■ Instructions for the task:
Find the word "Bathurst" in the records and copy every line where it occurs.

Page and application data records
****************
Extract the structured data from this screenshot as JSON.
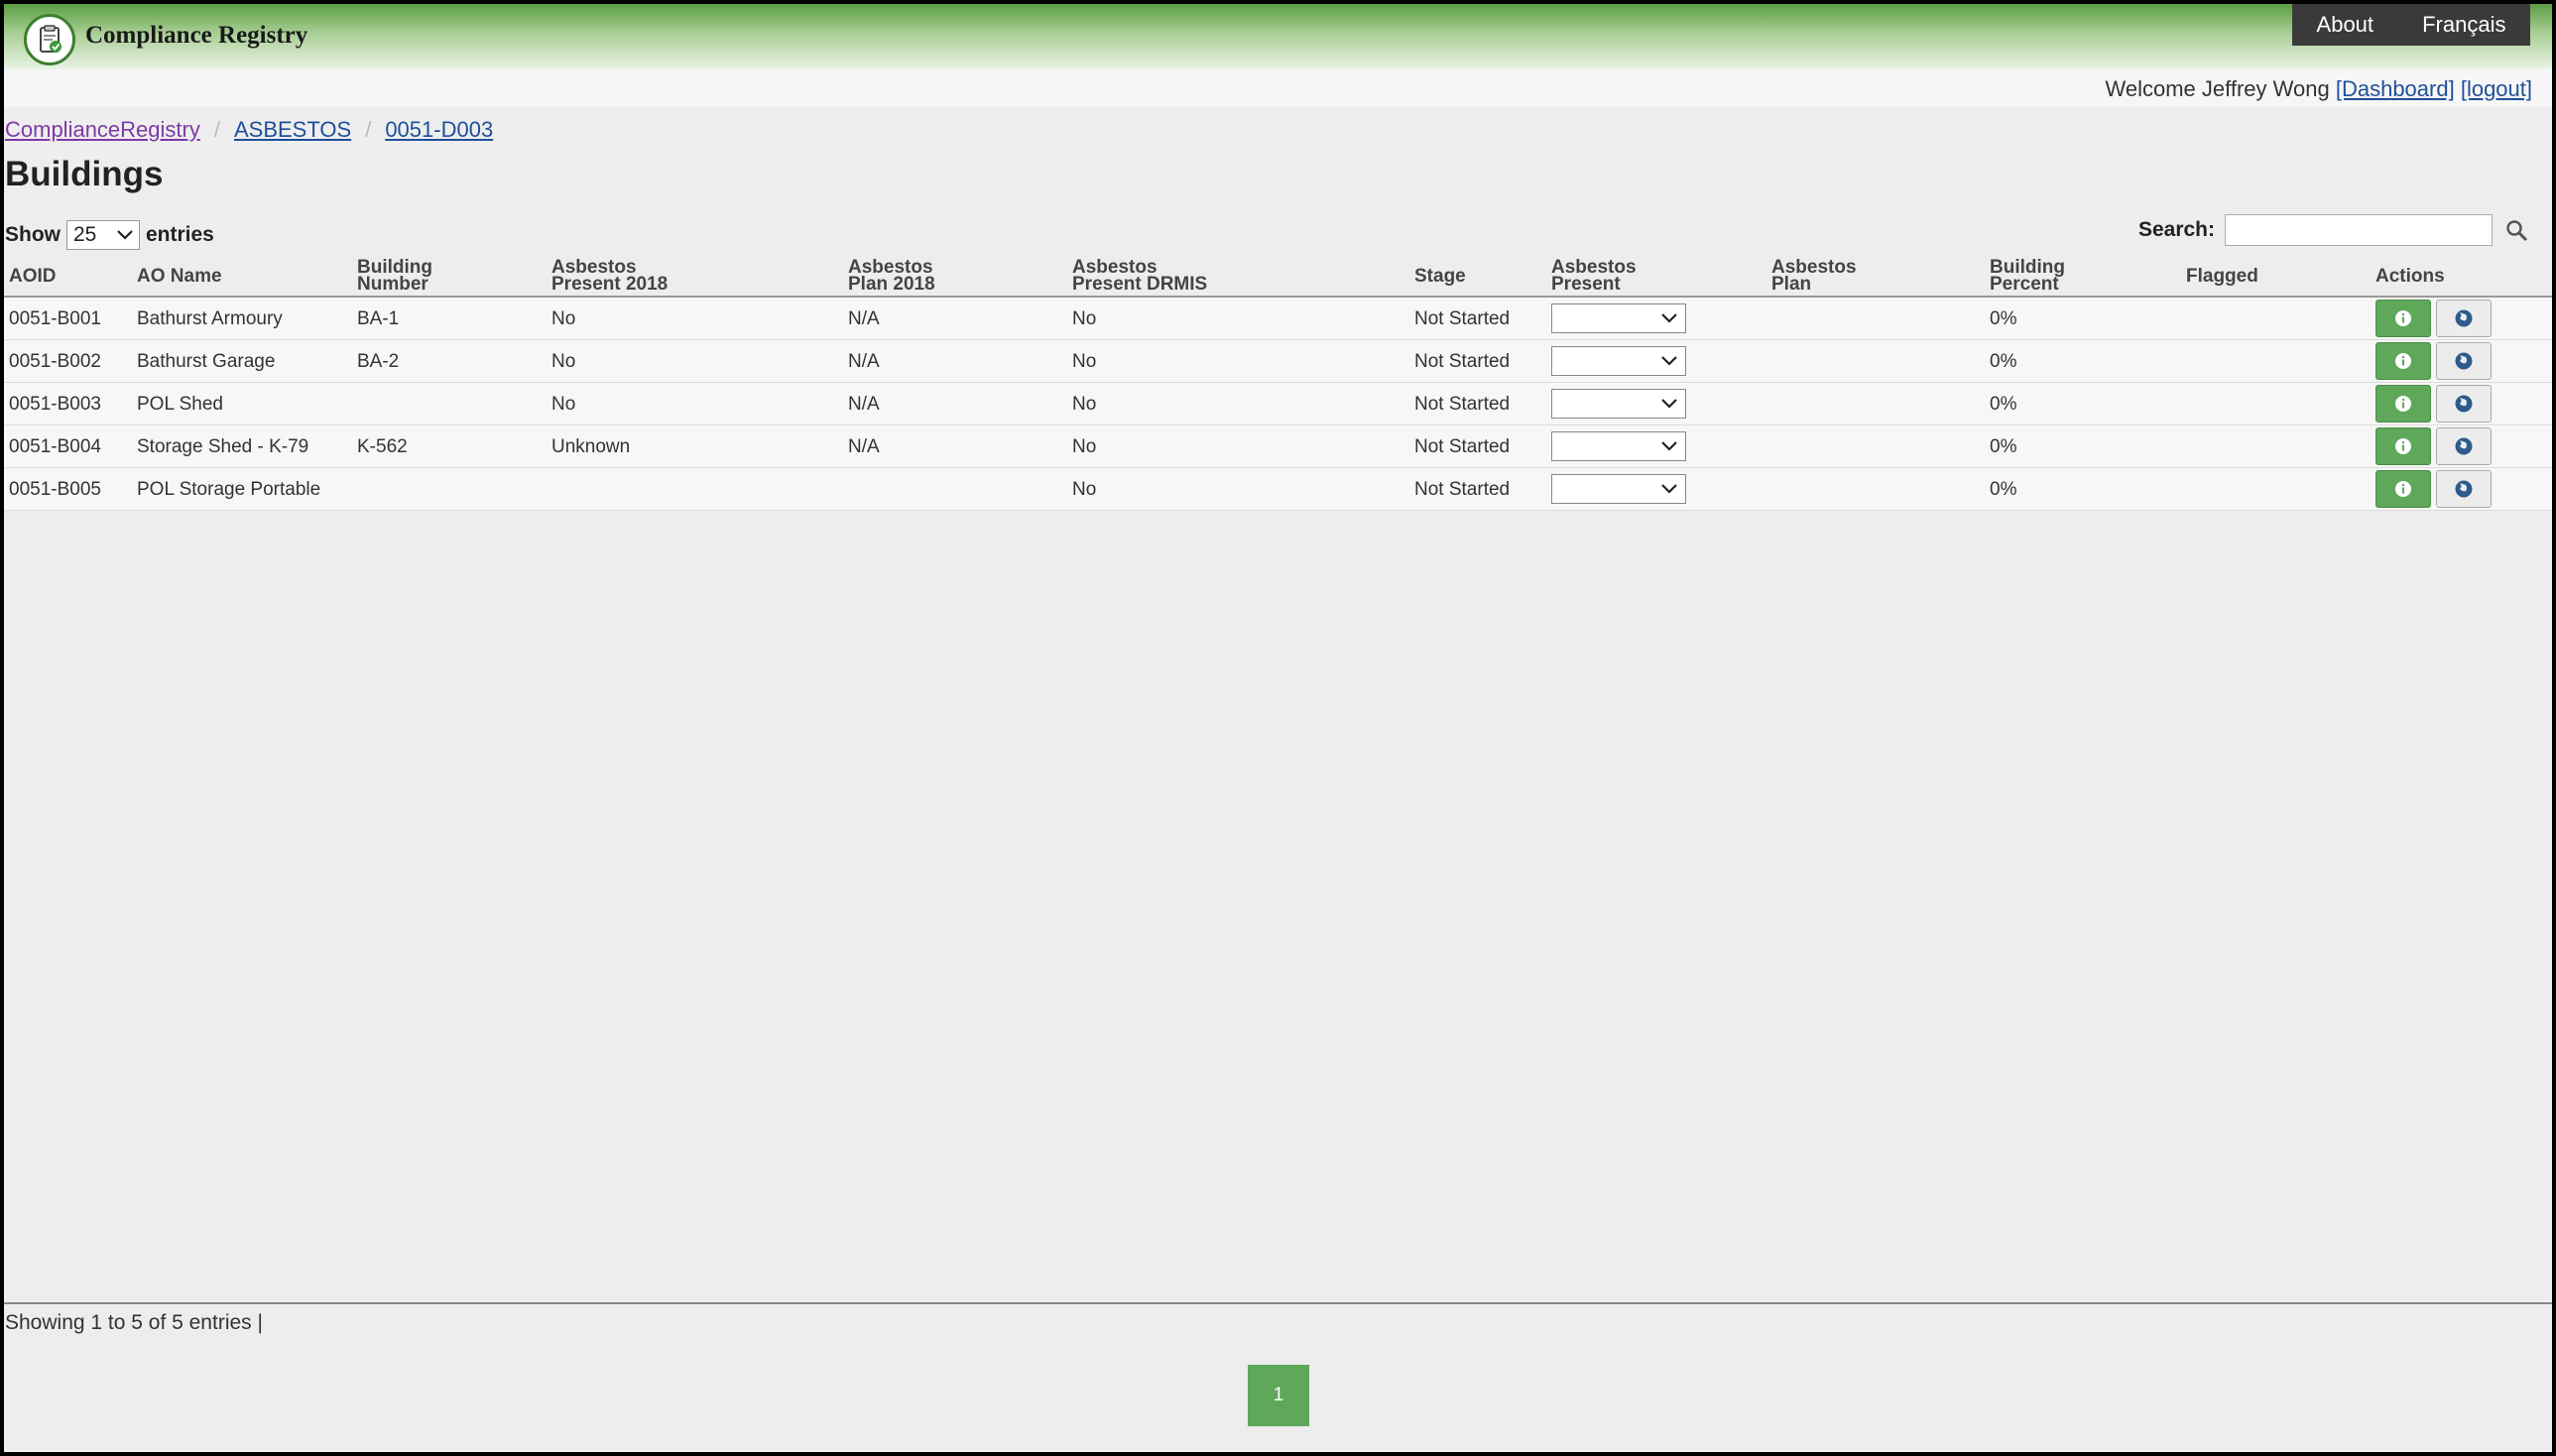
{
  "app": {
    "title": "Compliance Registry"
  },
  "topnav": {
    "about": "About",
    "language": "Français"
  },
  "user": {
    "welcome": "Welcome Jeffrey Wong",
    "dashboard": "[Dashboard]",
    "logout": "[logout]"
  },
  "breadcrumb": {
    "root": "ComplianceRegistry",
    "level1": "ASBESTOS",
    "level2": "0051-D003",
    "separator": "/"
  },
  "page": {
    "title": "Buildings"
  },
  "controls": {
    "show_label": "Show",
    "entries_value": "25",
    "entries_label": "entries",
    "search_label": "Search:",
    "search_value": ""
  },
  "table": {
    "headers": {
      "aoid": "AOID",
      "ao_name": "AO Name",
      "building_number_1": "Building",
      "building_number_2": "Number",
      "present2018_1": "Asbestos",
      "present2018_2": "Present 2018",
      "plan2018_1": "Asbestos",
      "plan2018_2": "Plan 2018",
      "drmis_1": "Asbestos",
      "drmis_2": "Present DRMIS",
      "stage": "Stage",
      "present_1": "Asbestos",
      "present_2": "Present",
      "plan_1": "Asbestos",
      "plan_2": "Plan",
      "percent_1": "Building",
      "percent_2": "Percent",
      "flagged": "Flagged",
      "actions": "Actions"
    },
    "rows": [
      {
        "aoid": "0051-B001",
        "name": "Bathurst Armoury",
        "number": "BA-1",
        "present2018": "No",
        "plan2018": "N/A",
        "drmis": "No",
        "stage": "Not Started",
        "percent": "0%"
      },
      {
        "aoid": "0051-B002",
        "name": "Bathurst Garage",
        "number": "BA-2",
        "present2018": "No",
        "plan2018": "N/A",
        "drmis": "No",
        "stage": "Not Started",
        "percent": "0%"
      },
      {
        "aoid": "0051-B003",
        "name": "POL Shed",
        "number": "",
        "present2018": "No",
        "plan2018": "N/A",
        "drmis": "No",
        "stage": "Not Started",
        "percent": "0%"
      },
      {
        "aoid": "0051-B004",
        "name": "Storage Shed - K-79",
        "number": "K-562",
        "present2018": "Unknown",
        "plan2018": "N/A",
        "drmis": "No",
        "stage": "Not Started",
        "percent": "0%"
      },
      {
        "aoid": "0051-B005",
        "name": "POL Storage Portable",
        "number": "",
        "present2018": "",
        "plan2018": "",
        "drmis": "No",
        "stage": "Not Started",
        "percent": "0%"
      }
    ]
  },
  "footer": {
    "showing": "Showing 1 to 5 of 5 entries |",
    "page": "1"
  },
  "colors": {
    "accent_green": "#5fa85a",
    "link_blue": "#1f4f9a",
    "link_visited": "#7d3aa8",
    "nav_dark": "#3a3a3a"
  },
  "icons": {
    "logo": "clipboard-check-icon",
    "search": "search-icon",
    "info": "info-icon",
    "globe": "globe-icon",
    "dropdown": "chevron-down-icon"
  }
}
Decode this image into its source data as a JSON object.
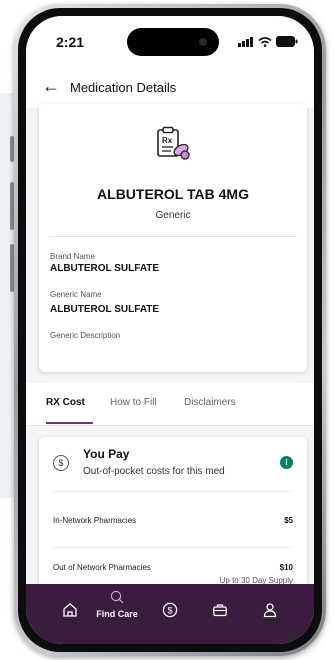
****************
■ Exercise result:
        "name": "Bathurst Armoury",
        "name": "Bathurst Garage",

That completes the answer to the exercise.